Stored data:

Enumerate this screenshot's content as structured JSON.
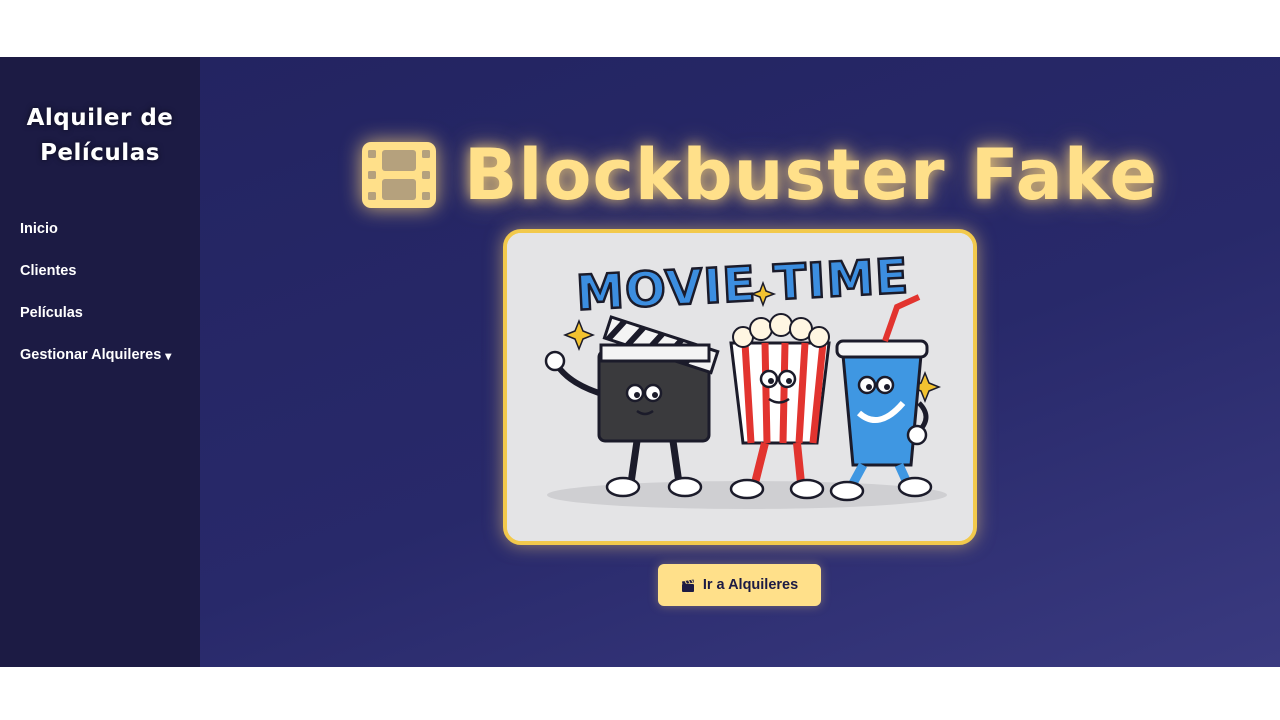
{
  "sidebar": {
    "brand_line1": "Alquiler de",
    "brand_line2": "Películas",
    "items": [
      {
        "label": "Inicio"
      },
      {
        "label": "Clientes"
      },
      {
        "label": "Películas"
      },
      {
        "label": "Gestionar Alquileres",
        "caret": "▾"
      }
    ]
  },
  "hero": {
    "title": "Blockbuster Fake",
    "title_icon": "film-icon",
    "image_text": "MOVIE TIME",
    "image_description_icon": "movie-time-illustration"
  },
  "cta": {
    "label": "Ir a Alquileres",
    "icon": "clapperboard-icon"
  },
  "colors": {
    "sidebar_bg": "#1c1b44",
    "main_bg": "#28296a",
    "accent": "#ffe08a",
    "card_border": "#f2c94c"
  }
}
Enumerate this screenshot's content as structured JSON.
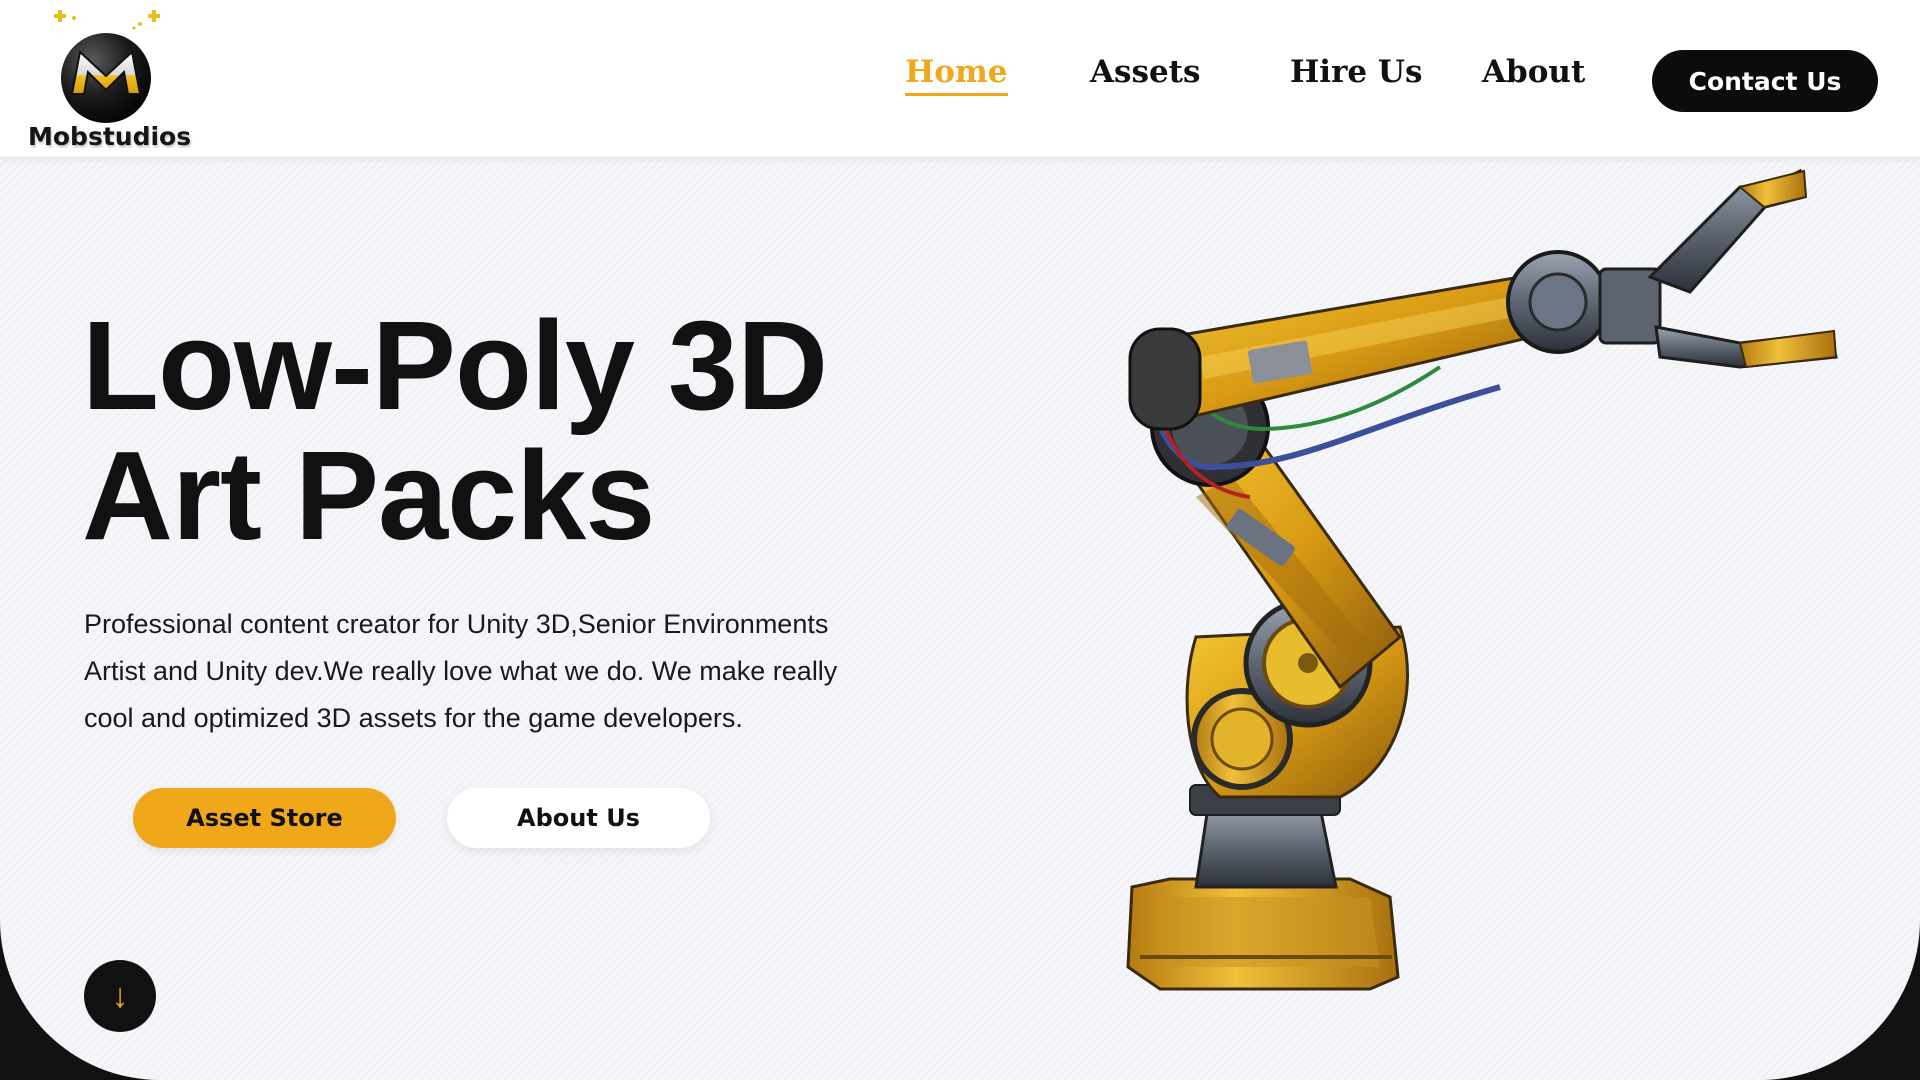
{
  "brand": {
    "name": "Mobstudios",
    "logo_icon": "mobstudios-m-logo",
    "accent": "#f0a81a"
  },
  "nav": {
    "items": [
      {
        "label": "Home",
        "active": true
      },
      {
        "label": "Assets",
        "active": false
      },
      {
        "label": "Hire Us",
        "active": false
      },
      {
        "label": "About",
        "active": false
      }
    ],
    "cta_label": "Contact Us"
  },
  "hero": {
    "title_line1": "Low-Poly 3D",
    "title_line2": "Art Packs",
    "description": "Professional content creator for Unity 3D,Senior Environments Artist and Unity dev.We really love what we do. We make really cool and optimized 3D assets for the game developers.",
    "primary_button": "Asset Store",
    "secondary_button": "About Us",
    "scroll_icon": "arrow-down-icon",
    "scroll_glyph": "↓",
    "image": "yellow-industrial-robot-arm"
  },
  "colors": {
    "accent": "#f0a81a",
    "dark": "#0c0c0c",
    "hero_bg": "#f4f6f9"
  }
}
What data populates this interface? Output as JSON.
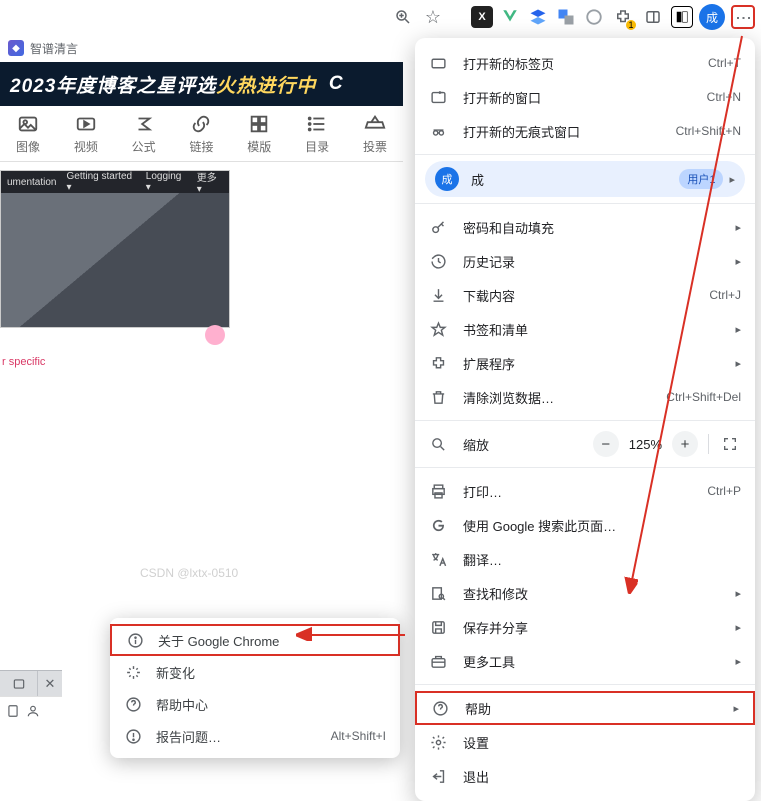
{
  "toolbar": {
    "bookmark_name": "智谱清言",
    "puzzle_badge": "1",
    "avatar_char": "成"
  },
  "banner": {
    "text_pre": "2023年度博客之星评选",
    "text_hot": "火热进行中"
  },
  "editor_tools": [
    "图像",
    "视频",
    "公式",
    "链接",
    "模版",
    "目录",
    "投票"
  ],
  "content_nav": [
    "umentation",
    "Getting started ▾",
    "Logging ▾",
    "更多 ▾"
  ],
  "red_text": "r specific",
  "watermark1": "CSDN @lxtx-0510",
  "watermark2": "CSDN @lxtx-0510",
  "chrome_menu": {
    "new_tab": {
      "label": "打开新的标签页",
      "shortcut": "Ctrl+T"
    },
    "new_window": {
      "label": "打开新的窗口",
      "shortcut": "Ctrl+N"
    },
    "new_incognito": {
      "label": "打开新的无痕式窗口",
      "shortcut": "Ctrl+Shift+N"
    },
    "profile_name": "成",
    "profile_tag": "用户1",
    "passwords": {
      "label": "密码和自动填充"
    },
    "history": {
      "label": "历史记录"
    },
    "downloads": {
      "label": "下载内容",
      "shortcut": "Ctrl+J"
    },
    "bookmarks": {
      "label": "书签和清单"
    },
    "extensions": {
      "label": "扩展程序"
    },
    "clear_data": {
      "label": "清除浏览数据…",
      "shortcut": "Ctrl+Shift+Del"
    },
    "zoom": {
      "label": "缩放",
      "value": "125%"
    },
    "print": {
      "label": "打印…",
      "shortcut": "Ctrl+P"
    },
    "google_search": {
      "label": "使用 Google 搜索此页面…"
    },
    "translate": {
      "label": "翻译…"
    },
    "find_edit": {
      "label": "查找和修改"
    },
    "save_share": {
      "label": "保存并分享"
    },
    "more_tools": {
      "label": "更多工具"
    },
    "help": {
      "label": "帮助"
    },
    "settings": {
      "label": "设置"
    },
    "exit": {
      "label": "退出"
    }
  },
  "help_menu": {
    "about": {
      "label": "关于 Google Chrome"
    },
    "whats_new": {
      "label": "新变化"
    },
    "help_center": {
      "label": "帮助中心"
    },
    "report": {
      "label": "报告问题…",
      "shortcut": "Alt+Shift+I"
    }
  }
}
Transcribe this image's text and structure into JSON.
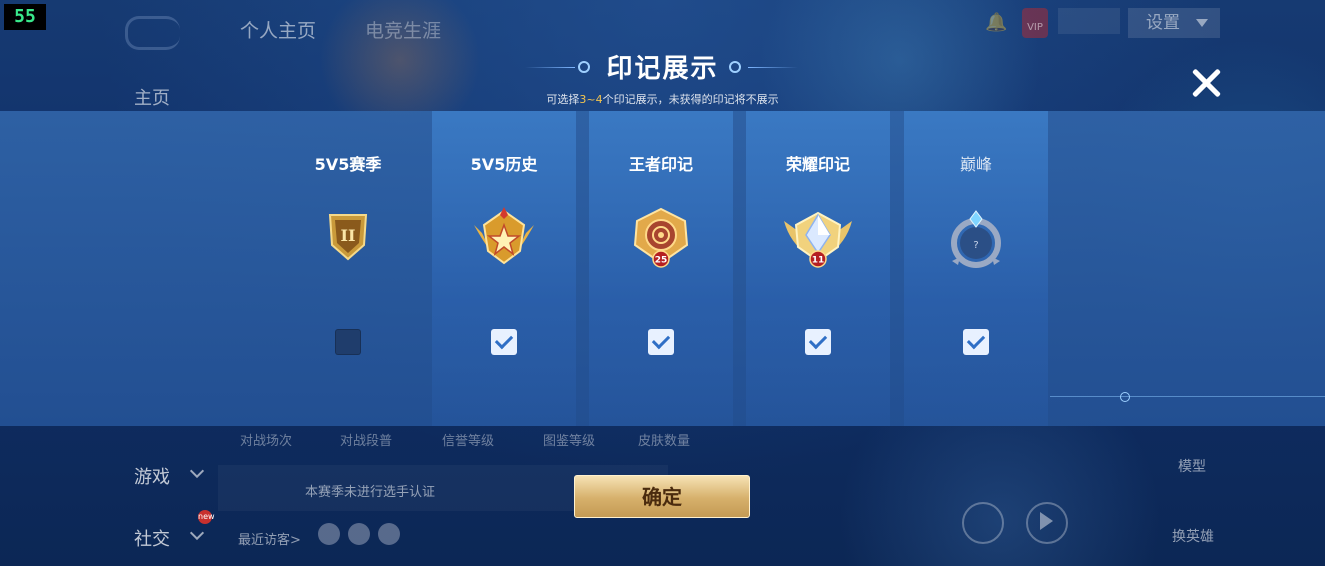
{
  "overlay": {
    "fps": "55"
  },
  "header": {
    "tabs": [
      "个人主页",
      "电竞生涯"
    ],
    "settings_label": "设置",
    "vip_label": "VIP",
    "icons": [
      "bell-icon",
      "chevron-down-icon"
    ]
  },
  "sidebar": {
    "home": "主页",
    "game": "游戏",
    "social": "社交",
    "social_badge": "new"
  },
  "background": {
    "stats": [
      "对战场次",
      "对战段普",
      "信誉等级",
      "图鉴等级",
      "皮肤数量"
    ],
    "cert_text": "本赛季未进行选手认证",
    "visitors_label": "最近访客>",
    "model_label": "模型",
    "swap_hero_label": "换英雄"
  },
  "modal": {
    "title": "印记展示",
    "subtitle_prefix": "可选择",
    "subtitle_range": "3~4",
    "subtitle_suffix": "个印记展示，未获得的印记将不展示",
    "confirm_label": "确定",
    "colors": {
      "accent_gold": "#f2c44e",
      "band": "#3064a8"
    },
    "marks": [
      {
        "label": "5V5赛季",
        "badge_icon": "season-rank-ii-badge-icon",
        "badge_text": "II",
        "checked": false
      },
      {
        "label": "5V5历史",
        "badge_icon": "history-star-badge-icon",
        "badge_text": "",
        "checked": true
      },
      {
        "label": "王者印记",
        "badge_icon": "king-mark-badge-icon",
        "badge_text": "25",
        "checked": true
      },
      {
        "label": "荣耀印记",
        "badge_icon": "glory-mark-badge-icon",
        "badge_text": "11",
        "checked": true
      },
      {
        "label": "巅峰",
        "badge_icon": "peak-badge-icon",
        "badge_text": "?",
        "checked": true
      }
    ]
  }
}
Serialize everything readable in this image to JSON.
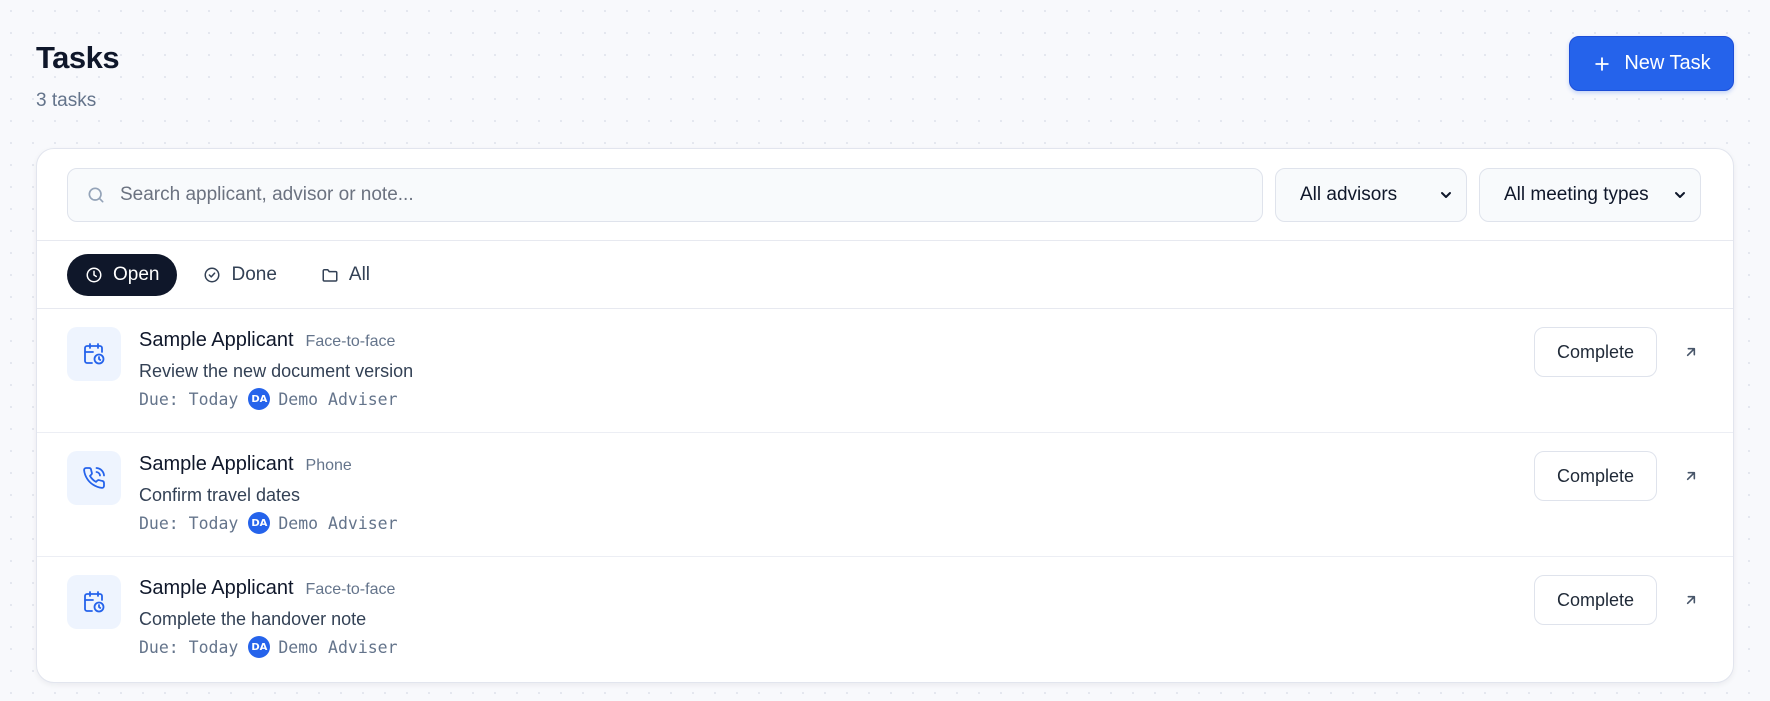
{
  "header": {
    "title": "Tasks",
    "subtitle": "3 tasks",
    "new_task_label": "New Task"
  },
  "filters": {
    "search_placeholder": "Search applicant, advisor or note...",
    "advisor_select": "All advisors",
    "meeting_type_select": "All meeting types"
  },
  "tabs": [
    {
      "label": "Open",
      "icon": "clock-icon",
      "active": true
    },
    {
      "label": "Done",
      "icon": "check-circle-icon",
      "active": false
    },
    {
      "label": "All",
      "icon": "folder-icon",
      "active": false
    }
  ],
  "tasks": [
    {
      "applicant": "Sample Applicant",
      "meeting_type": "Face-to-face",
      "icon": "calendar-clock-icon",
      "note": "Review the new document version",
      "due": "Due: Today",
      "adviser_initials": "DA",
      "adviser": "Demo Adviser",
      "action_label": "Complete"
    },
    {
      "applicant": "Sample Applicant",
      "meeting_type": "Phone",
      "icon": "phone-icon",
      "note": "Confirm travel dates",
      "due": "Due: Today",
      "adviser_initials": "DA",
      "adviser": "Demo Adviser",
      "action_label": "Complete"
    },
    {
      "applicant": "Sample Applicant",
      "meeting_type": "Face-to-face",
      "icon": "calendar-clock-icon",
      "note": "Complete the handover note",
      "due": "Due: Today",
      "adviser_initials": "DA",
      "adviser": "Demo Adviser",
      "action_label": "Complete"
    }
  ],
  "colors": {
    "accent": "#2563eb",
    "active_tab": "#0f172a",
    "icon_tile": "#eef4fe"
  }
}
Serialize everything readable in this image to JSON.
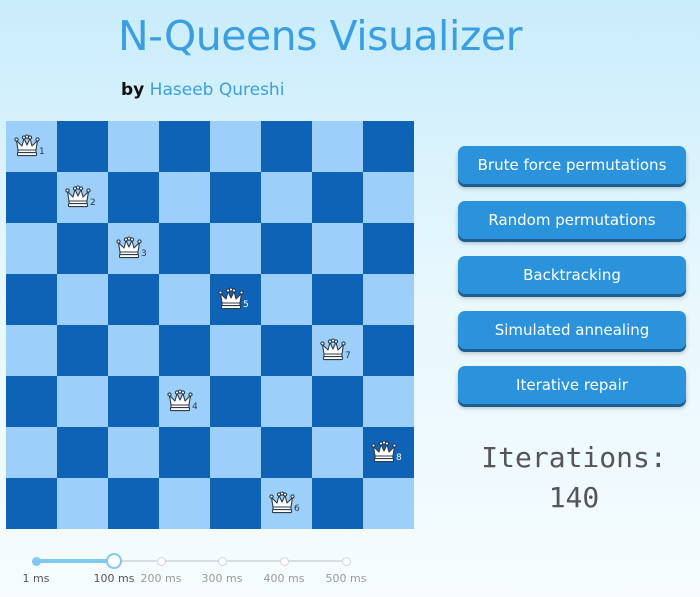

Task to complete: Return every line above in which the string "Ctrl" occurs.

Exercise response:
      "shortcut": "Ctrl+T"
      "shortcut": "Ctrl+N"
      "shortcut": "Ctrl+Shift+N"
      "shortcut": "Ctrl+J"
      "shortcut": "Ctrl+Shift+Del"
      "shortcut": "Ctrl+P"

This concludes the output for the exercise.